● Task to carry out
Search the records that follow and extract every line containing the string "screenshot".

● Supplied data
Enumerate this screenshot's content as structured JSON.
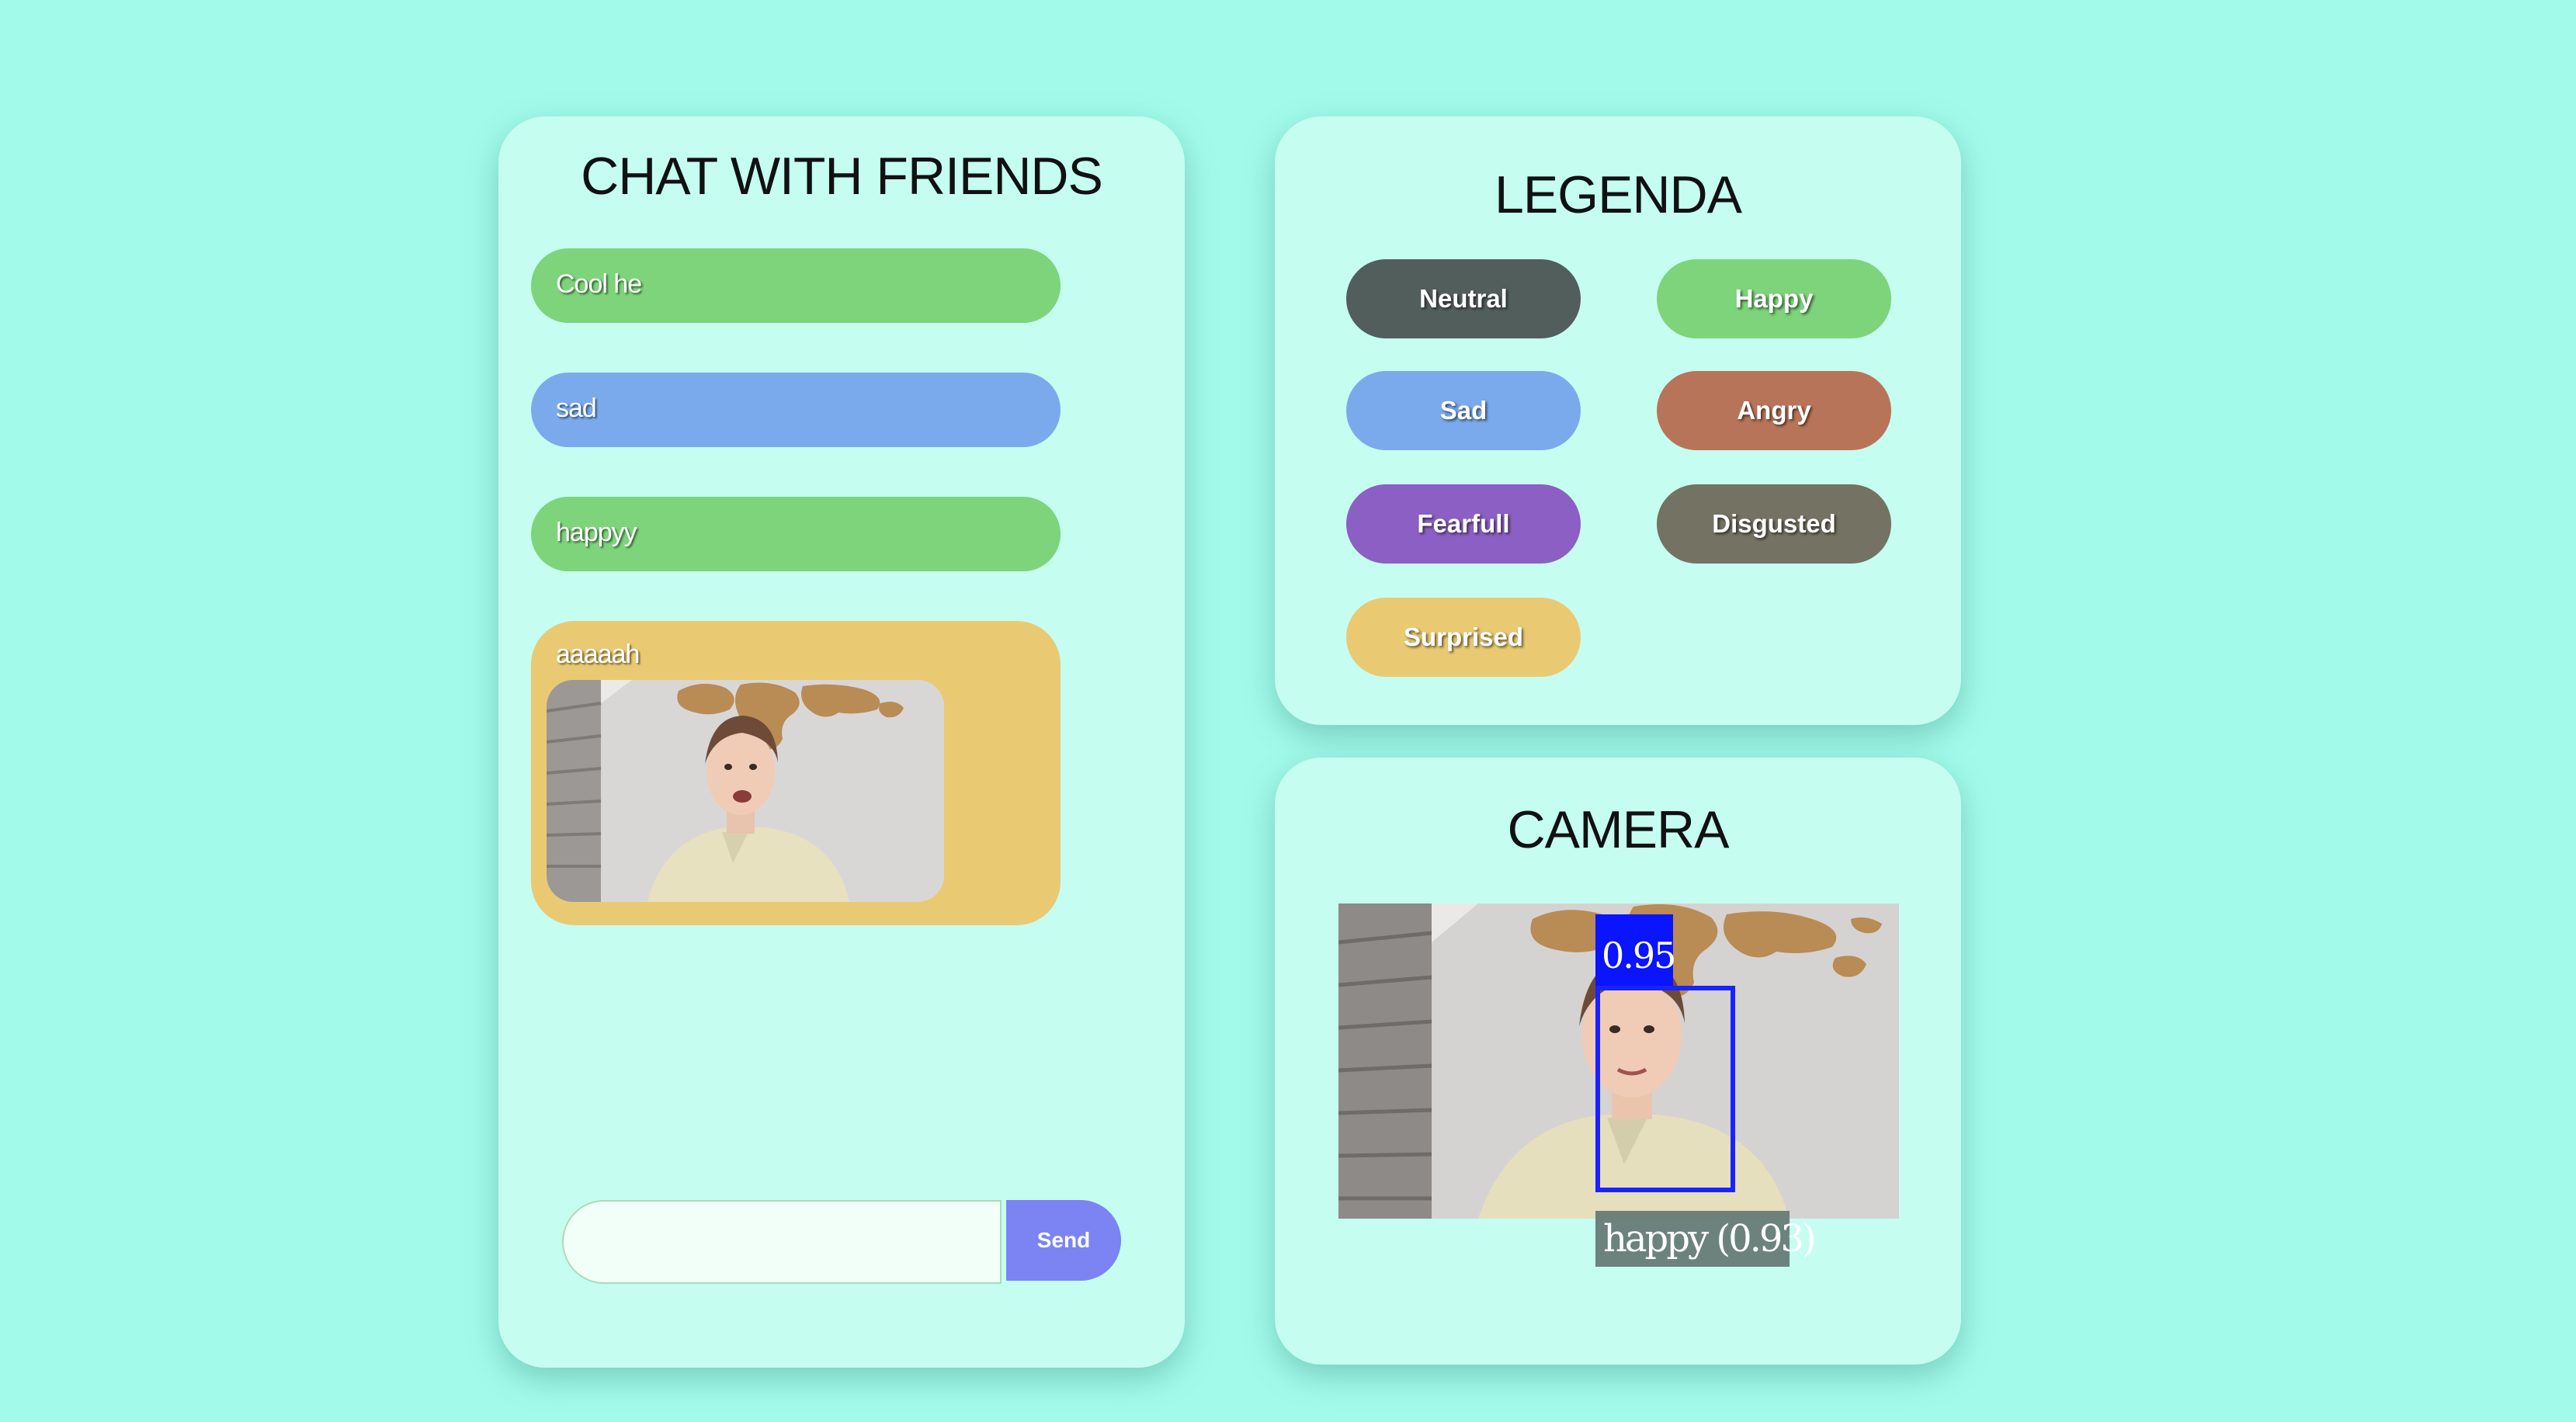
{
  "chat": {
    "title": "CHAT WITH FRIENDS",
    "messages": [
      {
        "text": "Cool he",
        "emotion": "Happy"
      },
      {
        "text": "sad",
        "emotion": "Sad"
      },
      {
        "text": "happyy",
        "emotion": "Happy"
      },
      {
        "text": "aaaaah",
        "emotion": "Surprised",
        "has_snapshot": true
      }
    ],
    "input_value": "",
    "send_label": "Send"
  },
  "legend": {
    "title": "LEGENDA",
    "items": [
      {
        "label": "Neutral",
        "color": "#525e5c"
      },
      {
        "label": "Happy",
        "color": "#7dd47b"
      },
      {
        "label": "Sad",
        "color": "#7aaaec"
      },
      {
        "label": "Angry",
        "color": "#b87459"
      },
      {
        "label": "Fearfull",
        "color": "#8b5fc3"
      },
      {
        "label": "Disgusted",
        "color": "#747262"
      },
      {
        "label": "Surprised",
        "color": "#e9ca73"
      }
    ]
  },
  "camera": {
    "title": "CAMERA",
    "detection": {
      "score": "0.95",
      "label": "happy (0.93)"
    }
  },
  "colors": {
    "background": "#a2fbea",
    "panel": "#c6fdf1",
    "send_button": "#7b84f2",
    "detection_box": "#1a22ff"
  }
}
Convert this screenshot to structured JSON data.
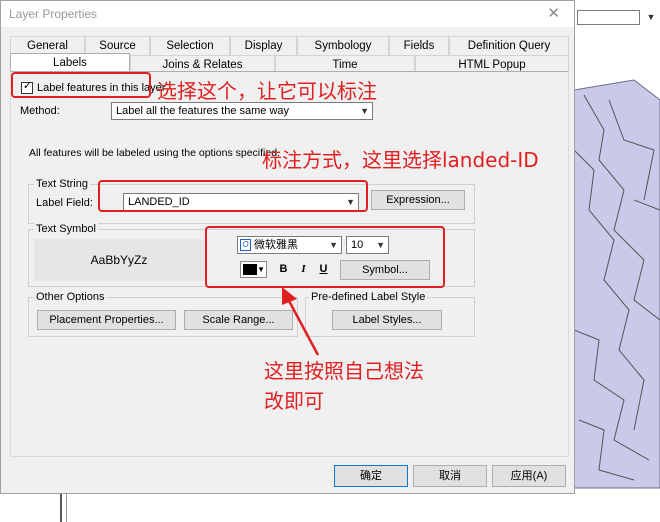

● Answer section
Enumerate this screenshot's content as structured JSON.
Convert this screenshot to structured JSON data.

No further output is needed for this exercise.